Maine Compact for Maine's Forests Carry-over, Question 1 (1997)

From Ballotpedia
Jump to: navigation, search
Voting on Forests and Parks
Forests and parks.jpg
Ballot Measures
By state
By year
Not on ballot
Maine
LawsHistory
List of measures

The Maine Compact for Maine's Forests Carry-Over Measure, also known as Question 1: Carry-over Measure, was on the November 4, 1997 ballot in Maine as a automatic ballot referral, where it was defeated.[1] The measure would have made the Compact for Maine's Forests into law, which was to promote sustainable forests management practices.[2][3]

Background

See also: Maine Clearcutting Ban Versus Sustainable Forest Management Practices, Question 2 (1996)

This measure was originally a competing measure to an indirect initiated state statute in 1996. Although it did receive a majority of the votes in that contest, it did not receive more than half. In such a three-way contest, Maine's constitution requires that one of the options receive more than half of the votes to be approved and enacted. If no option succeeds in securing this, the measure receiving the majority is voted upon by itself at the next statewide election to be held no less than 60 days after the first vote.
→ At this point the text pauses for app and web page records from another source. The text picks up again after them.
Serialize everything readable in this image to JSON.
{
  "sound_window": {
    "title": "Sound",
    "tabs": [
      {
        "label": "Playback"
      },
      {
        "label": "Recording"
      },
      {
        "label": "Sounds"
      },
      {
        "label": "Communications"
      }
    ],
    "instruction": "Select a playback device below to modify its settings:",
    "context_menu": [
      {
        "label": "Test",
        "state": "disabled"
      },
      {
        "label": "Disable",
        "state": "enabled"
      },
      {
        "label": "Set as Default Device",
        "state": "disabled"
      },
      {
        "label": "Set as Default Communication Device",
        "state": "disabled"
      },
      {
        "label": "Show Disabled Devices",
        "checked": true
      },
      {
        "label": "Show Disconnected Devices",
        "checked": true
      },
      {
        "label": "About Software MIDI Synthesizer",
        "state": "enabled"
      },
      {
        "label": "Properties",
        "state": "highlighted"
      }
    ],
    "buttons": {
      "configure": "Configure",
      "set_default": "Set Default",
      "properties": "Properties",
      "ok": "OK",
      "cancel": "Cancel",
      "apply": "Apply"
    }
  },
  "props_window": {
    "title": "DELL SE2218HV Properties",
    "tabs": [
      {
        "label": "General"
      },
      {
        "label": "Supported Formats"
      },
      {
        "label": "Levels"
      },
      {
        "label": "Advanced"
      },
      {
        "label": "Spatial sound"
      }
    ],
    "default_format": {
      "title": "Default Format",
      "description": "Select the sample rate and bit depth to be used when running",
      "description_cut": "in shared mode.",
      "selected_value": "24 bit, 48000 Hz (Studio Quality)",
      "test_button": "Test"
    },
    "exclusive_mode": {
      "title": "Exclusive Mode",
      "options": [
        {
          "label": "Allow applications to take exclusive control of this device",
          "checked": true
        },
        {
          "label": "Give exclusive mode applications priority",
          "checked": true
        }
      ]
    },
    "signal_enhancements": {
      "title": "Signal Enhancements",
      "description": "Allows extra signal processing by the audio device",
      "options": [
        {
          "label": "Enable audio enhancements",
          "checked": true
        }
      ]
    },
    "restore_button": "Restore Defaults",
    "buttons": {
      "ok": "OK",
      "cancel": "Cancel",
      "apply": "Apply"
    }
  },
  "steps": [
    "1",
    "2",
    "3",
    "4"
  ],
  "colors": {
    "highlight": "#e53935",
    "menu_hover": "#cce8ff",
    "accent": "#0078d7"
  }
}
Election results

Maine Question 1 (1997)
ResultVotesPercentage
Defeatedd No182,36852.56%
Yes 164,574 47.44%

Election results via: Maine State Law and Legislative Reference Library, Referenda Votes on Acts of the Maine Legislature 1910-

Text of measure

The language appeared on the ballot as:[2]

Question 1: Carry-over Measure

Do you want the Compact for Maine's Forests to become law to promote sustainable forest management practices throughout the State? [4]

Path to the ballot

See also: Competing initiatives in the laws governing the initiative process in Maine

This measure was automatically referred to the ballot after receiving the majority, though not more than half, of the votes in an indirect initiated state statute measure from 1996. In such cases, Maine's constitution requires that one of the options receive more than half of the votes to be approved and enacted. If no option succeeds in securing this, the measure receiving the majority is voted upon by itself at the next statewide election to be held no less than 60 days after the first vote.

Similar measures

See also

BallotpediaAvatar bigger.png
Suggest a link

External links

References